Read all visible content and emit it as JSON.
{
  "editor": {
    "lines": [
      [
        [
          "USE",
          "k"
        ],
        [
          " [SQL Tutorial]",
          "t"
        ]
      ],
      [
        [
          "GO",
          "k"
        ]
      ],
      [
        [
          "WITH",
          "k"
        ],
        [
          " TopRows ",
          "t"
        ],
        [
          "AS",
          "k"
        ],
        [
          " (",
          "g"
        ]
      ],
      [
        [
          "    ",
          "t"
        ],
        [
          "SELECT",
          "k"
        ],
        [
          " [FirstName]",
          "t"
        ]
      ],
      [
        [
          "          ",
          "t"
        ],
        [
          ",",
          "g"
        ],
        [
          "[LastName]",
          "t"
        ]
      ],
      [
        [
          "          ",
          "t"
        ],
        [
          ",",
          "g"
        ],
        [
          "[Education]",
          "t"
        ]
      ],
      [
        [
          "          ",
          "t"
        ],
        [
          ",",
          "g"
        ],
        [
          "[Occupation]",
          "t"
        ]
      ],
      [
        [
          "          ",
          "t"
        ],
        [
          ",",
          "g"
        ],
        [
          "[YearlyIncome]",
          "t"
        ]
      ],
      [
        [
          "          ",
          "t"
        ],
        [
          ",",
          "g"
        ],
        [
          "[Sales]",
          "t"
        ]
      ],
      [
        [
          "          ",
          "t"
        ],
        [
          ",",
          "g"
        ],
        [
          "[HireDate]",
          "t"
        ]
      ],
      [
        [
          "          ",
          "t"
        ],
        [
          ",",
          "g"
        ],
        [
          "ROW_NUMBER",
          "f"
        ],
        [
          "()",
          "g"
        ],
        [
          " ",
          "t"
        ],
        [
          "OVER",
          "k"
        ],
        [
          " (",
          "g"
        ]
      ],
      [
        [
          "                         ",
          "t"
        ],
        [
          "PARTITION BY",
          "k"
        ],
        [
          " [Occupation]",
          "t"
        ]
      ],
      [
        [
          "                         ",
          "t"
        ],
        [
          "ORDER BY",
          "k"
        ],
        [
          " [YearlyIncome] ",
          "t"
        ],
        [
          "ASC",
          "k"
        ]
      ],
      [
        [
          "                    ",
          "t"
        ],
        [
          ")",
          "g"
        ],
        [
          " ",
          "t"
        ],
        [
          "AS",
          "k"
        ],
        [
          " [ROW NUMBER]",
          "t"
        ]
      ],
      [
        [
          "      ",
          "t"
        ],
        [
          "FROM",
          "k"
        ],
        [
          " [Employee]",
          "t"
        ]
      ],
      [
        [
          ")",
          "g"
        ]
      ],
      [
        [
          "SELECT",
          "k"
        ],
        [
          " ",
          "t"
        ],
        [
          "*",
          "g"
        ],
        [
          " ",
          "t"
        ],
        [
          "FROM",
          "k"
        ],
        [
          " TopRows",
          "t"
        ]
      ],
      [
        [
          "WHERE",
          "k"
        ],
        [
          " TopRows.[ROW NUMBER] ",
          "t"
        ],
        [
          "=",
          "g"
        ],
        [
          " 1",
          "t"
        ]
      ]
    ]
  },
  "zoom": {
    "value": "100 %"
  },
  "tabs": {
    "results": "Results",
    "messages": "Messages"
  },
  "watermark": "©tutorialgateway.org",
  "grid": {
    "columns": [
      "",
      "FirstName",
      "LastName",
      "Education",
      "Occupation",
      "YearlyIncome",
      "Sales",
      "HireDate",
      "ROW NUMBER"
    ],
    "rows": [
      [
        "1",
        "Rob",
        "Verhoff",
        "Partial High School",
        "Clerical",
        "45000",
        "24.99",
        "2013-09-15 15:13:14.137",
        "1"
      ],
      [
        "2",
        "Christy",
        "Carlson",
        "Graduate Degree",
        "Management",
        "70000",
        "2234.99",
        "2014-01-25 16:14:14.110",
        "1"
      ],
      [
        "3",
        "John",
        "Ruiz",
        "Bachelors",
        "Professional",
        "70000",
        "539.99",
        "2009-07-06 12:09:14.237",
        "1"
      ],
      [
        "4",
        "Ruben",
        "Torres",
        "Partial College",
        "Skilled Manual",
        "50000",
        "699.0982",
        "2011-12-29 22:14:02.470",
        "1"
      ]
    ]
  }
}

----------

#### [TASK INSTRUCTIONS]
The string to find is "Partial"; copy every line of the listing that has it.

#### [FINISHED TASK]
        "Partial High School",
        "Partial College",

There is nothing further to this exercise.